The Federal Highway Administration (FHA) released emergency relief money to help ADOT pave Navajo Route 20, but factors like detour design standards, speed, traffic volume, commercial truck traffic, drainage and livestock provisions must be addressed before work can begin.
The Navajo Division of Transportation (NDOT) met with technical experts from ADOT and the Bureau of Indian Affairs (BIA) March 25.
ADOT must submit an application for a temporary easement for the N20 detour route. The agency must update a 2006 environmental assessment and biological evaluation and a cultural resource survey. ADOT must also acquire all necessary permits and clearances from the U.S. Environmental Protection Agency.
ADOT will assume the responsibility of maintaining the detour route until regular traffic is allowed back on U.S. 89.
Dallas Hammit, senior deputy state engineer for ADOT, said he is concerned with the lengthy process and time involved with acquiring the right-of-way application and the need for a legal description survey.
Roland Becenti, acting division manager for the BIA Navajo Region Division of Transportation, said there is not much more environmental work to be done to use the current dirt road alignment.
"There is an existing environmental document, archaeology work and bounds survey has been done.

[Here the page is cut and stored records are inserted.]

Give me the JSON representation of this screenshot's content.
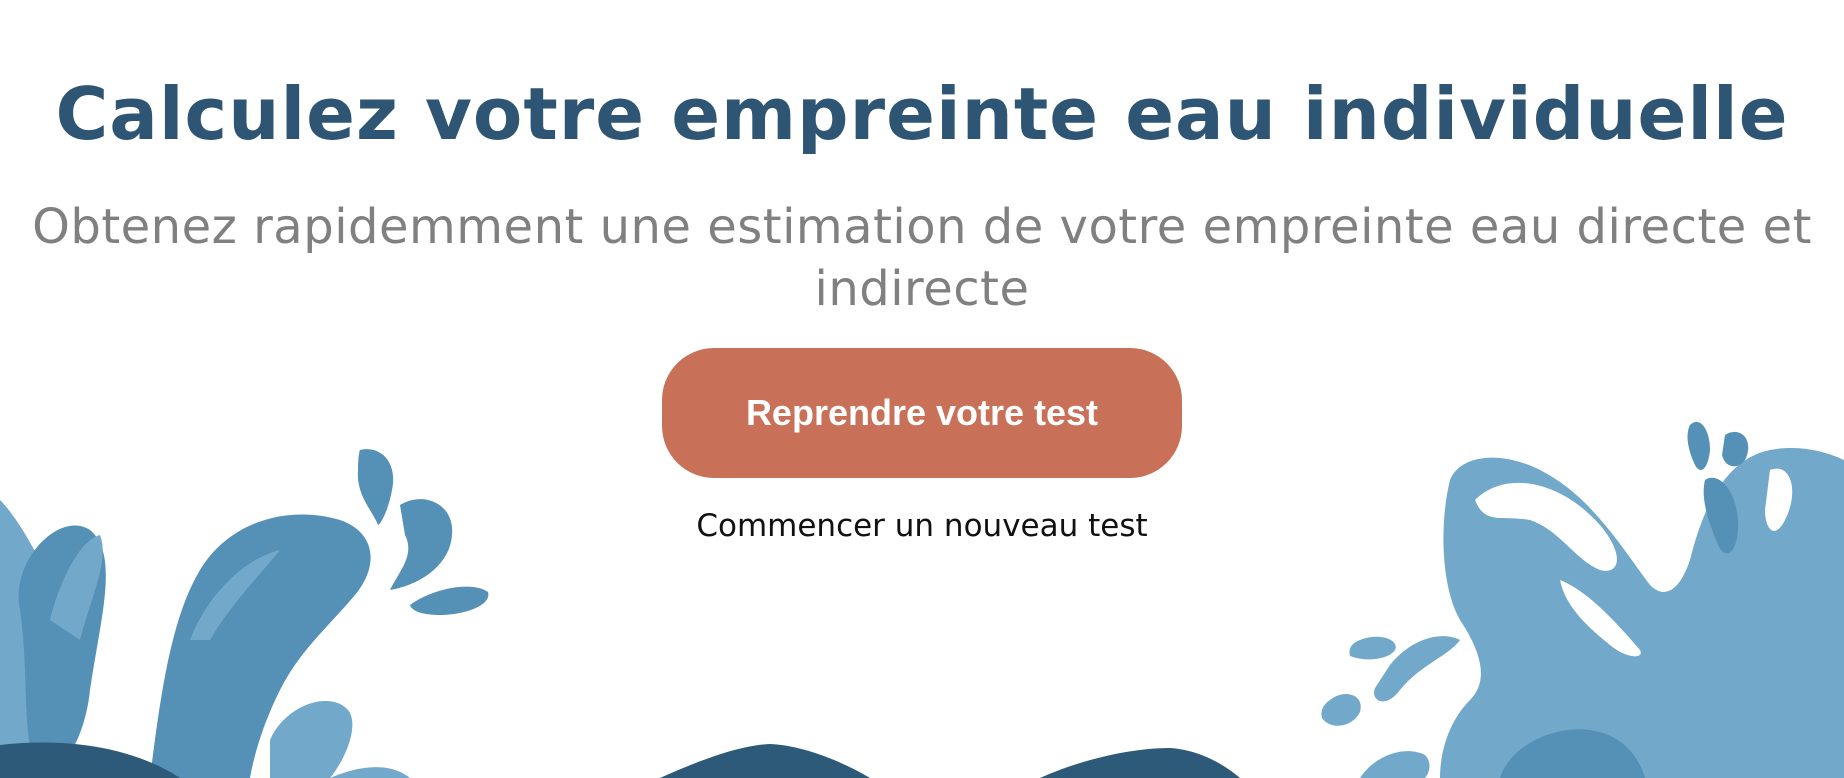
{
  "hero": {
    "title": "Calculez votre empreinte eau individuelle",
    "subtitle": "Obtenez rapidemment une estimation de votre empreinte eau directe et indirecte",
    "primary_button_label": "Reprendre votre test",
    "secondary_link_label": "Commencer un nouveau test"
  },
  "colors": {
    "title": "#2e5573",
    "subtitle": "#808080",
    "button": "#c97058",
    "splash_light": "#72a9cb",
    "splash_mid": "#5590b6",
    "wave_dark": "#2d5a78"
  }
}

But you're right, the survey work with the legal descriptions is going to take some time," Becenti said.
ADOT right-of-way agent Myra Rothman said there needs to be a meets and bounds legal description in place before applying for the temporary easement.

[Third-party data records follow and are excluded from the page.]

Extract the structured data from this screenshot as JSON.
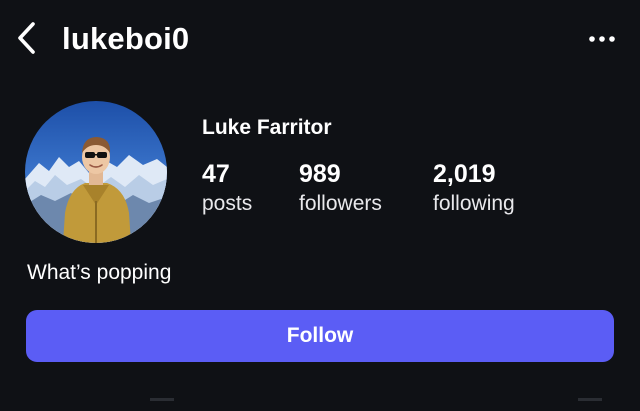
{
  "header": {
    "username": "lukeboi0",
    "back_icon": "chevron-left-icon",
    "more_icon": "more-horizontal-icon"
  },
  "profile": {
    "display_name": "Luke Farritor",
    "avatar_alt": "profile photo",
    "bio": "What’s popping"
  },
  "stats": [
    {
      "value": "47",
      "label": "posts"
    },
    {
      "value": "989",
      "label": "followers"
    },
    {
      "value": "2,019",
      "label": "following"
    }
  ],
  "actions": {
    "follow_label": "Follow"
  },
  "colors": {
    "background": "#0f1115",
    "accent": "#5b5df5",
    "text": "#ffffff"
  }
}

Hammit asked if it was possible to get permitting to begin design and possibly even construction, while surveying activities were executed.
"(We) could have it as a deliverable to the (Navajo Nation) Land Department within 60 to 90 days after construction is complete. That would be the complete survey and monumentation," Hammit said.

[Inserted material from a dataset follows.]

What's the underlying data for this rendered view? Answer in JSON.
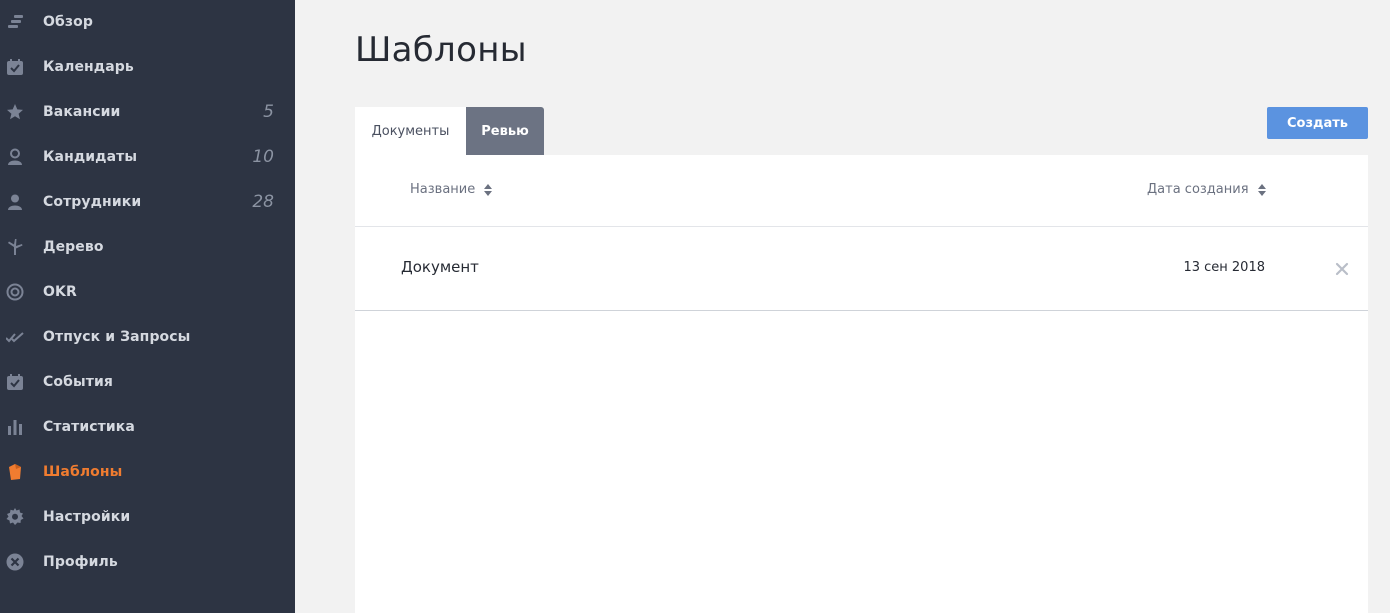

NDOT civil engineer Darryl Bradley said he doubted approval in the 60 to 90 day timeframe.
ADOT said it could provide a temporary legal description and plat while following the designer along the route and writing legal descriptions. However, ADOT survey crews want time to ensure there are no mathematical errors before submission to the Land Department.
In order to speed up the process, Paulson Chaco, NDOT director, said he would direct his project management department to meet with the reviewing parties from the Navajo Nation Fish and Wildlife, Land Department, Historic Preservation Department and iron out details before the packet is sent in for review.
This would streamline the approval process, he said, before the permission to survey and Right Of Way applications were submitted for approval.
"If we could submit (the packet) just once, that would be good," Chaco said. "That way you take care of your centerline, profile, cross-section, and the temporary easement at the same time to take care of your meets and bounds."
He said NDOT would see if Navajo Nation President Ben Shelly could speed the process along by allowing ADOT's contractor on N20 to conduct surveying activities, via the emergency declaration the Nation executed Feb. 24.
"I need to get together with the president's office to see if he can issue a letter, short of going through federal regulations," Chaco said.
While there is an existing centerline for N20, there are some "bits and pieces" where there is no centerline, which thwarts efforts to establish meets and bounds necessary for the design.
Simone Jones, acting realty officer for BIA Navajo Region, explained the process for granting an easement for construction.
"Typically, you begin with the permission to survey as step one in the right-of-way process for the BIA, under 25 CFR, Part 169. It requires the consent of the landowner, in this case, it would be the Navajo Nation," Jones said.
She said the Navajo Nation would grant permission to survey for meets and bound description, centerline, and any archaeological or environmental work.
"When we have the tract permission, it's a quick turnaround and the BIA will acknowledge they have tribal consent and according to the Nation's terms and conditions with permission to survey, ADOT can get on the road," Jones said.
ADOT is pushing to have N20 paved sometime this summer.
Posted: Monday, April 8, 2013
Article comment by:
IT IS ABSURD
It is truly absurd when red tape can't be cut on an exception basis when an emergency project, badly needed and already funded, runs into this situation.
WORK TOGETHER, government agencies. Or get out of the way and bring in the Army Corps of Engineers, who will get it done pronto.